T-Mobile shutting down Sidekick service, is anyone left to care?

T-Mobile will be shutting down their Danger service that powers the Sidekick wireless syncing on 31 May, but I am left wondering how many people are even still using these with today's modern smartphones.

In late 2009 Sidekick owners lost all of their data and were given $100 credit for their troubles. It has been a couple of years since a new Sidekick device was launched with the Sidekick LX 2009 being the last model. My daughter gave up when he LX 2009 died a few months ago and last night T-Mobile sent out a note that they would be shutting down the Danger service used by Sidekick customers on 31 May 2011.

T-Mobile issued the following statement:

After May 31, 2011, the Danger Service (a subsidiary of Microsoft) used by T-Mobile Sidekick customers for data services will no longer be available on Sidekick devices.

T-Mobile will provide offers for our Sidekick customers before May 31, 2011, to help make an easy transition from their existing Sidekick device to a new device. We will have more information to share about these offers with our customers in the weeks ahead.

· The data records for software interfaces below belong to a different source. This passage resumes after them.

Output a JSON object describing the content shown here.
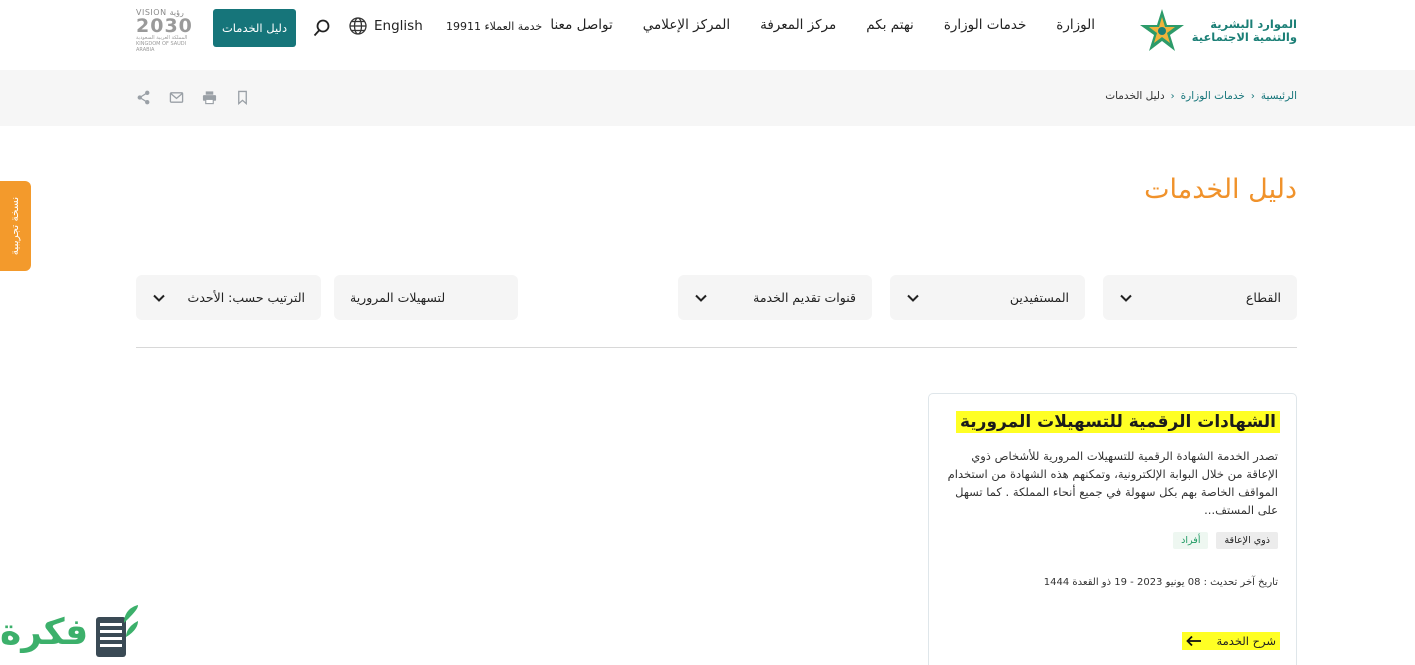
{
  "header": {
    "logo_line1": "الموارد البشرية",
    "logo_line2": "والتنمية الاجتماعية",
    "nav": [
      "الوزارة",
      "خدمات الوزارة",
      "نهتم بكم",
      "مركز المعرفة",
      "المركز الإعلامي",
      "تواصل معنا"
    ],
    "customer_service": "خدمة العملاء 19911",
    "language": "English",
    "guide_button": "دليل الخدمات",
    "vision_top": "VISION رؤية",
    "vision_year": "2030",
    "vision_bottom": "المملكة العربية السعودية KINGDOM OF SAUDI ARABIA"
  },
  "breadcrumb": [
    "الرئيسية",
    "خدمات الوزارة",
    "دليل الخدمات"
  ],
  "beta_tab": "نسخة تجريبية",
  "page_title": "دليل الخدمات",
  "filters": {
    "sector": "القطاع",
    "beneficiary": "المستفيدين",
    "channel": "قنوات تقديم الخدمة",
    "search_value": "لتسهيلات المرورية",
    "sort": "الترتيب حسب: الأحدث"
  },
  "card": {
    "title": "الشهادات الرقمية للتسهيلات المرورية",
    "description": "تصدر الخدمة الشهادة الرقمية للتسهيلات المرورية للأشخاص ذوي الإعاقة من خلال البوابة الإلكترونية، وتمكنهم هذه الشهادة من استخدام المواقف الخاصة بهم بكل سهولة في جميع أنحاء المملكة . كما تسهل على المستف...",
    "tags": [
      "ذوي الإعاقة",
      "أفراد"
    ],
    "updated": "تاريخ آخر تحديث : 08 يونيو 2023 - 19 ذو القعدة 1444",
    "link": "شرح الخدمة"
  },
  "watermark": "فكرة",
  "colors": {
    "accent_orange": "#f0922b",
    "brand_teal": "#16757a",
    "highlight": "#ffff24"
  }
}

To ensure the best possible transition for our loyal Sidekick customers, an enhanced Web tool is available on myT-Mobile.com to easily export their personal data, including contacts, photos, calendar, notes, to-do lists, and bookmarks, from the Danger service to a new device, computer, or a designated e-mail account. An application is also available in the Sidekick Catalog to make it easy to export personal data to the Sidekick’s memory card. Many T-Mobile stores can transfer data from that card to a new T-Mobile device if the customer brings in the memory card and Sidekick.

My daughter was a die hard Sidekick fan and had three different models over a couple year period. However, she is now more than satisfied with using text messaging, including Facebook through text, and browsing via a WiFi connection and doesn't even miss her Sidekick. T-Mobile may be launching a Sidekick-branded Android device soon that may appeal to those who like the form factor.

At this point, I have to wonder how many people this will really effect (I asked T-Mobile for the current Sidekick subscriber numbers) and think this is just another change in the evolution of the smartphone that will have little impact on the consumer.

After reading my post, it sounded a bit harsh and seemed to indicate the Sidekick was junk. The original T-Mobile Sidekick was actually my first data-enabled device and I loved it because it handled cloud sync years before this was even thought of by anyone else. The data plan was reasonable, the QWERTY keyboard was good, and the Sidekick brought wireless updates and more to T-Mobile. Many eventual smartphone manufacturers learned a great deal from the Sidekick and T-Mobile had many loyal Sidekick owners who were passionate about the device and service. It was a unique T-Mobile experience and served well in its time. As you can see in the statement, T-Mobile is going to give some special offers to existing Sidekick users as a way to thank them for their loyalty and support.